Have you heard it in the river’s green flow? Not the Willamette, not the Columbia, those dignified senior riverine citizens, but the ones that pop and burble like the Clackamas or the Salmon–the ones that rush headlong and willy-nilly from glacial snowmelt, racing along beneath the nodding alders and dancing maples, tickling the toes of ancient cedars and pushy Doug firs. If the rain plays snare, then the smart-aleck rivers play jazzy bass, clunking stones along their gravely beds in rhythms that punctuate the slow dance of a salmon’s tale, flicking that muscle of a fish upstream, up the green river home.

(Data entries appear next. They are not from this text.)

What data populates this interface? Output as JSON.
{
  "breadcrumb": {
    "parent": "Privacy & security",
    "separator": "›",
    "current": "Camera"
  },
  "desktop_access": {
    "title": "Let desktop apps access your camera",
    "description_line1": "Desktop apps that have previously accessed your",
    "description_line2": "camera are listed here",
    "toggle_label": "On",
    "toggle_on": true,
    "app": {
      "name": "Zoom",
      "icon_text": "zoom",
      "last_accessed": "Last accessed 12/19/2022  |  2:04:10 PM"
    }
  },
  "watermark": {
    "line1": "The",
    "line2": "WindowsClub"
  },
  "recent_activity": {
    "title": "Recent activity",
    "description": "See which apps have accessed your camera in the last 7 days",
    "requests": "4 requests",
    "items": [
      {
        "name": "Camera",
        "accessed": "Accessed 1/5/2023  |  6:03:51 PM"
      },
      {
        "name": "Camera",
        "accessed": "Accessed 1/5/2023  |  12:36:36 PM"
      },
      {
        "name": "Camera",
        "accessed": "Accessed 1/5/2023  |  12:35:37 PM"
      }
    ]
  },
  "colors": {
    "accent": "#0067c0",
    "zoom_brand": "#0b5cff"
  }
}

You must hear the word for yourself. I cannot tell you. It will come to you beside the mountain lake, in the garden’s mud, through the cadences of the river flowing green and fast through fir-clad mountains. The salmon speak the word; the word is written on a banner borne triumphantly by greening beans; you may sing the word, you may pray it or cry it or whisper it, and it will carry you gently home.